Michael Mann to Make Biopic About Spanish Civil War Photog Robert Capa; Will He Engage or Avoid Staged Photo Controversy?
Posted on Sunday, October 4th, 2009 by Russ Fischer
It’s been a couple months since Public Enemies came and went, so it’s long past time (as far as I’m concerned) to hear what director Michael Mann is doing next. There’s a good chance he’ll next turn to another period biopic, this time of famed Spanish Civil War photographer Robert Capa. Capa is one of the most renowned war photographers and his lover Gerda Taro is famous for being the first female war photog on the front lines; she was killed during a battle in 1937.
Variety reports Mann’s interest; his picture will likely be based on Spanish author Susana Fortes‘ novel Waiting for Robert Capa, which was published this past spring to great acclaim in Spain. The novel begins in 1935, when Endre Friedmann meets Gerta Pohorylle. Both exiled Jewish communists, the two changed their names to have a better chance in the world of photography. He became Robert Capa, she Gerda Taro. Fortes was moved to write their story when she read about thousands of Spanish Civil War photographs taken by the pair that were unearthed in 2008.

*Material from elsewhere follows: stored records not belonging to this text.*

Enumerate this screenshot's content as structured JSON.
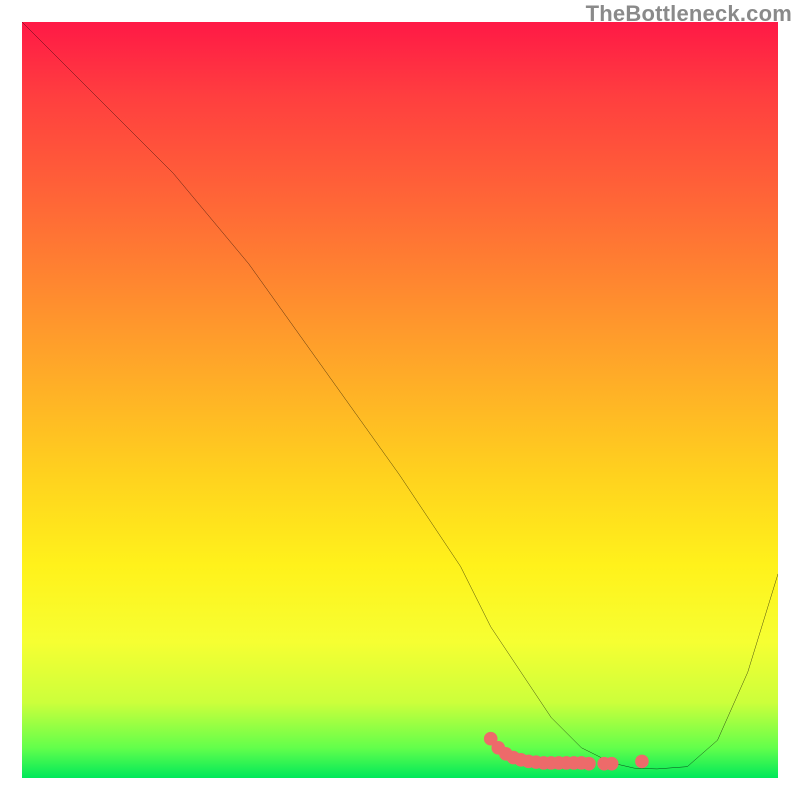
{
  "watermark": "TheBottleneck.com",
  "chart_data": {
    "type": "line",
    "title": "",
    "xlabel": "",
    "ylabel": "",
    "xlim": [
      0,
      100
    ],
    "ylim": [
      0,
      100
    ],
    "grid": false,
    "series": [
      {
        "name": "bottleneck-curve",
        "color": "#000000",
        "x": [
          0,
          8,
          20,
          30,
          40,
          50,
          58,
          62,
          66,
          70,
          74,
          78,
          81,
          84,
          88,
          92,
          96,
          100
        ],
        "values": [
          100,
          92,
          80,
          68,
          54,
          40,
          28,
          20,
          14,
          8,
          4,
          2,
          1.3,
          1.2,
          1.5,
          5,
          14,
          27
        ]
      }
    ],
    "markers": [
      {
        "name": "actual-point-highlight",
        "color": "#ed6a6a",
        "x": [
          62,
          63,
          64,
          65,
          66,
          67,
          68,
          69,
          70,
          71,
          72,
          73,
          74,
          75,
          77,
          78,
          82
        ],
        "y": [
          5.2,
          4.0,
          3.2,
          2.7,
          2.4,
          2.2,
          2.1,
          2.0,
          2.0,
          2.0,
          2.0,
          2.0,
          2.0,
          1.9,
          1.9,
          1.9,
          2.2
        ]
      }
    ]
  }
}
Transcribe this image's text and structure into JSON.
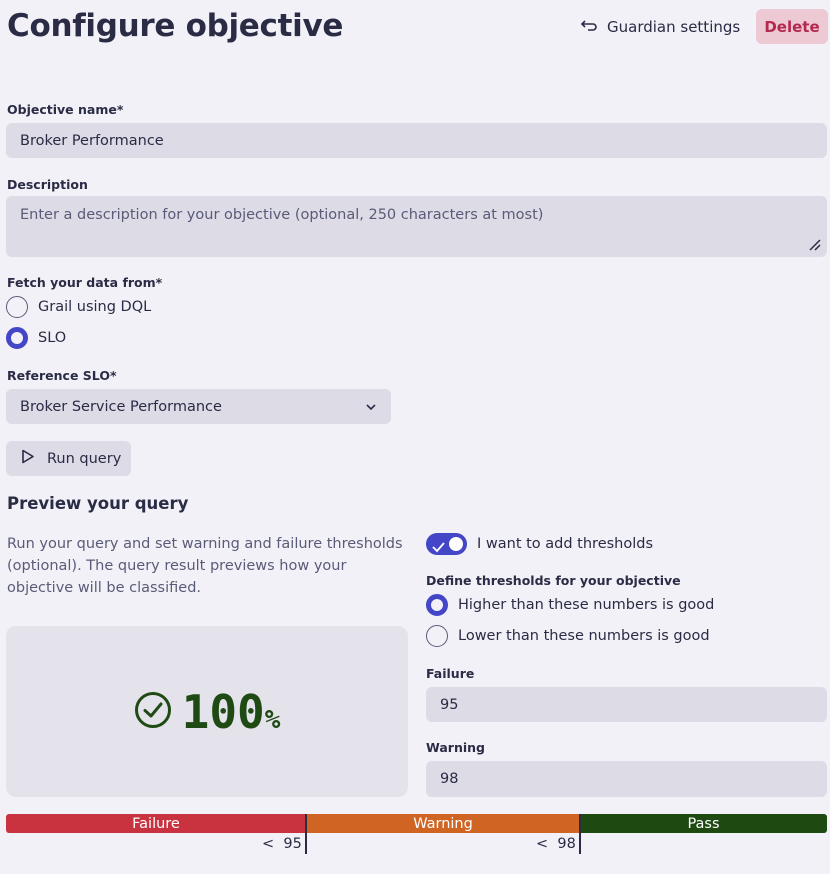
{
  "header": {
    "title": "Configure objective",
    "guardian_settings_label": "Guardian settings",
    "delete_label": "Delete"
  },
  "form": {
    "objective_name_label": "Objective name*",
    "objective_name_value": "Broker Performance",
    "description_label": "Description",
    "description_placeholder": "Enter a description for your objective (optional, 250 characters at most)",
    "fetch_label": "Fetch your data from*",
    "fetch_options": [
      {
        "label": "Grail using DQL",
        "selected": false
      },
      {
        "label": "SLO",
        "selected": true
      }
    ],
    "reference_slo_label": "Reference SLO*",
    "reference_slo_value": "Broker Service Performance",
    "run_query_label": "Run query"
  },
  "preview": {
    "title": "Preview your query",
    "description": "Run your query and set warning and failure thresholds (optional). The query result previews how your objective will be classified.",
    "value": "100",
    "unit": "%",
    "status_icon": "check-circle-icon"
  },
  "thresholds": {
    "toggle_label": "I want to add thresholds",
    "toggle_on": true,
    "define_label": "Define thresholds for your objective",
    "direction_options": [
      {
        "label": "Higher than these numbers is good",
        "selected": true
      },
      {
        "label": "Lower than these numbers is good",
        "selected": false
      }
    ],
    "failure_label": "Failure",
    "failure_value": "95",
    "warning_label": "Warning",
    "warning_value": "98"
  },
  "scale": {
    "segments": [
      {
        "label": "Failure",
        "color": "#c9323f"
      },
      {
        "label": "Warning",
        "color": "#d06523"
      },
      {
        "label": "Pass",
        "color": "#1e4a12"
      }
    ],
    "ticks": [
      "<  95",
      "<  98"
    ]
  },
  "colors": {
    "accent": "#4346c7",
    "delete": "#b42a4e",
    "pass_text": "#1f4a14"
  }
}
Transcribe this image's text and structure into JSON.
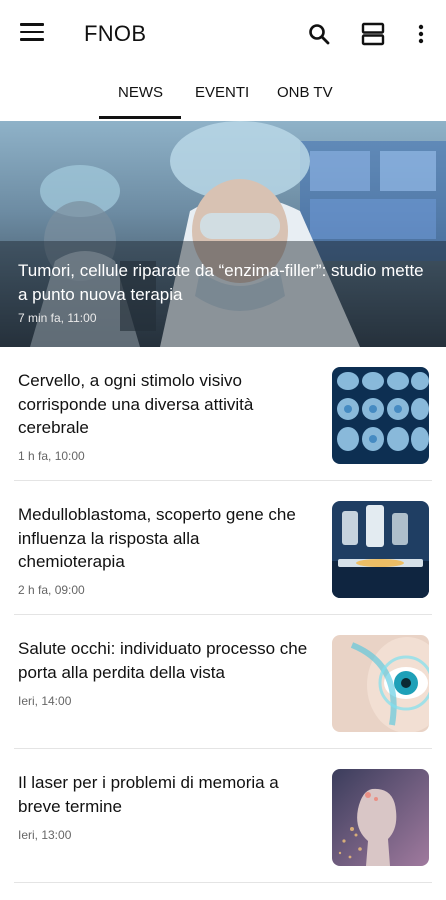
{
  "app": {
    "title": "FNOB"
  },
  "tabs": [
    {
      "label": "NEWS",
      "active": true
    },
    {
      "label": "EVENTI",
      "active": false
    },
    {
      "label": "ONB TV",
      "active": false
    }
  ],
  "hero": {
    "title": "Tumori, cellule riparate da “enzima-filler”: studio mette a punto nuova terapia",
    "time": "7 min fa, 11:00"
  },
  "articles": [
    {
      "title": "Cervello, a ogni stimolo visivo corrisponde una diversa attività cerebrale",
      "time": "1 h fa, 10:00"
    },
    {
      "title": "Medulloblastoma, scoperto gene che influenza la risposta alla chemioterapia",
      "time": "2 h fa, 09:00"
    },
    {
      "title": "Salute occhi: individuato processo che porta alla perdita della vista",
      "time": "Ieri, 14:00"
    },
    {
      "title": "Il laser per i problemi di memoria a breve termine",
      "time": "Ieri, 13:00"
    }
  ],
  "icons": [
    "menu-icon",
    "search-icon",
    "view-toggle-icon",
    "more-vert-icon"
  ],
  "colors": {
    "accent": "#111111",
    "divider": "#e4e4e4"
  }
}
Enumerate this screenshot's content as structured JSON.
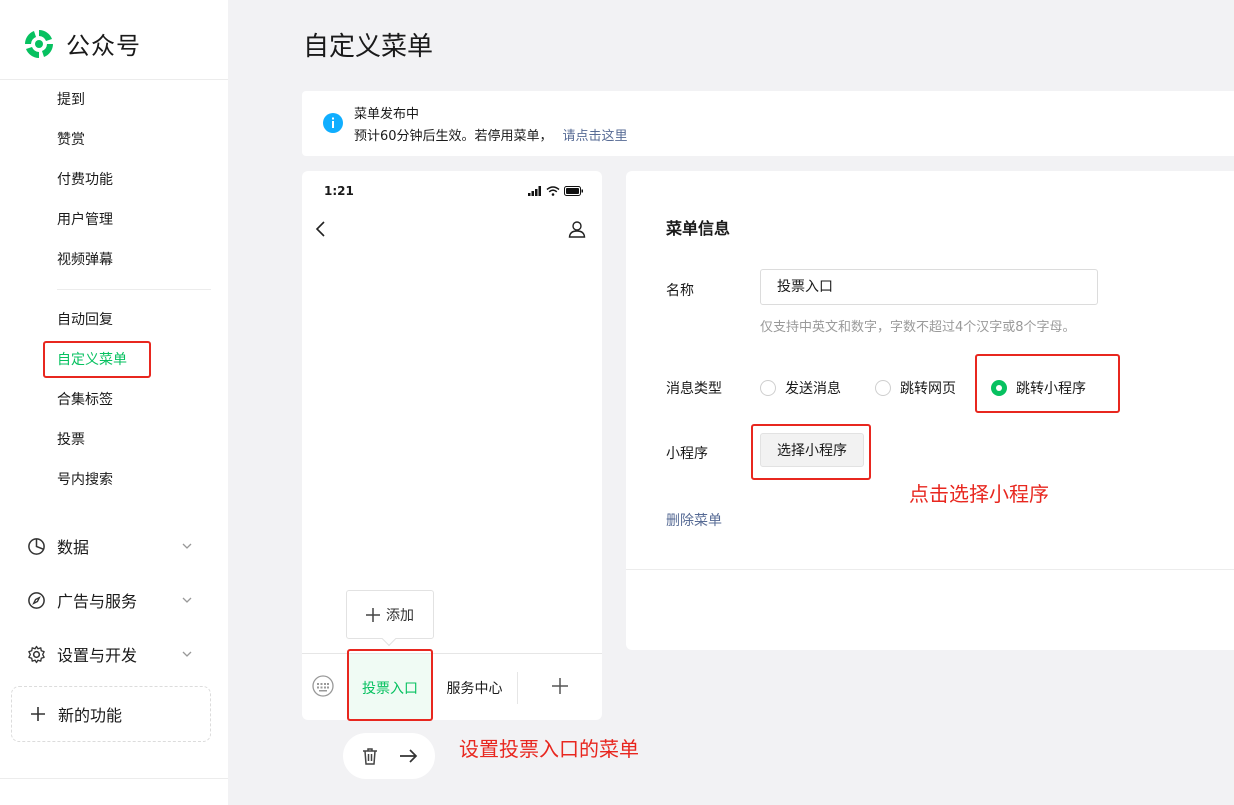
{
  "brand": {
    "name": "公众号",
    "color": "#07c160",
    "logo_icon": "wechat-official-logo"
  },
  "sidebar": {
    "items": [
      {
        "label": "提到",
        "active": false
      },
      {
        "label": "赞赏",
        "active": false
      },
      {
        "label": "付费功能",
        "active": false
      },
      {
        "label": "用户管理",
        "active": false
      },
      {
        "label": "视频弹幕",
        "active": false
      },
      {
        "label": "自动回复",
        "active": false
      },
      {
        "label": "自定义菜单",
        "active": true
      },
      {
        "label": "合集标签",
        "active": false
      },
      {
        "label": "投票",
        "active": false
      },
      {
        "label": "号内搜索",
        "active": false
      }
    ],
    "sections": [
      {
        "label": "数据",
        "icon": "pie-chart-icon"
      },
      {
        "label": "广告与服务",
        "icon": "compass-icon"
      },
      {
        "label": "设置与开发",
        "icon": "gear-icon"
      }
    ],
    "new_feature": "新的功能"
  },
  "page": {
    "title": "自定义菜单"
  },
  "notice": {
    "title": "菜单发布中",
    "desc": "预计60分钟后生效。若停用菜单，",
    "link": "请点击这里"
  },
  "phone": {
    "time": "1:21",
    "menus": [
      {
        "label": "投票入口",
        "selected": true
      },
      {
        "label": "服务中心",
        "selected": false
      }
    ],
    "add_label": "添加"
  },
  "form": {
    "section_title": "菜单信息",
    "name_label": "名称",
    "name_value": "投票入口",
    "name_hint": "仅支持中英文和数字，字数不超过4个汉字或8个字母。",
    "type_label": "消息类型",
    "types": [
      {
        "label": "发送消息",
        "checked": false
      },
      {
        "label": "跳转网页",
        "checked": false
      },
      {
        "label": "跳转小程序",
        "checked": true
      }
    ],
    "miniprogram_label": "小程序",
    "miniprogram_button": "选择小程序",
    "delete_link": "删除菜单"
  },
  "annotations": {
    "select_miniprogram": "点击选择小程序",
    "set_menu": "设置投票入口的菜单"
  },
  "colors": {
    "accent": "#07c160",
    "link": "#576b95",
    "annotation": "#e8271f",
    "info": "#10aeff"
  }
}
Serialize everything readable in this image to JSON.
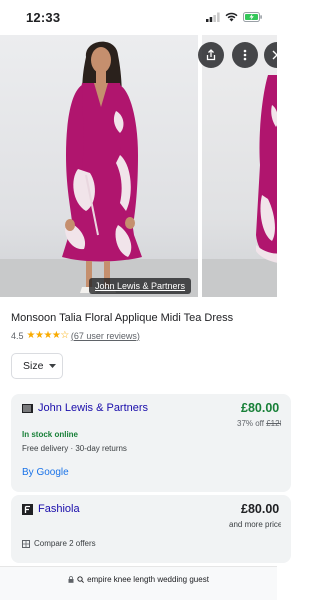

But there’s a wrinkle here that Mann may or may not tackle. One of Capa’s most famous photographs is called ‘Falling Soldier’, as it purports to capture a man at the moment of his death. (The image is more fully titled ‘Loyalist Militiaman at the Moment of Death, Cerro Muriano, September 5, 1936′.) But claims have long swirled that the photo, along with many others Capa took at the same time, was staged. I won’t go into all the details, but if you want to know more The New York Times has a good recent article on the subject.
If Mann’s picture is a straight biographical drama it’ll be difficult to tackle this subject without taking a definitive stand on whether or not the photo was staged. I hope, then, that the film is less than standard from a biopic perspective, and tackles questions about the rigorous depiction of events versus creating propaganda for one group over another. Capa’s story is interesting, but seeing Mann get into deeper issues could make the movie really fascinating.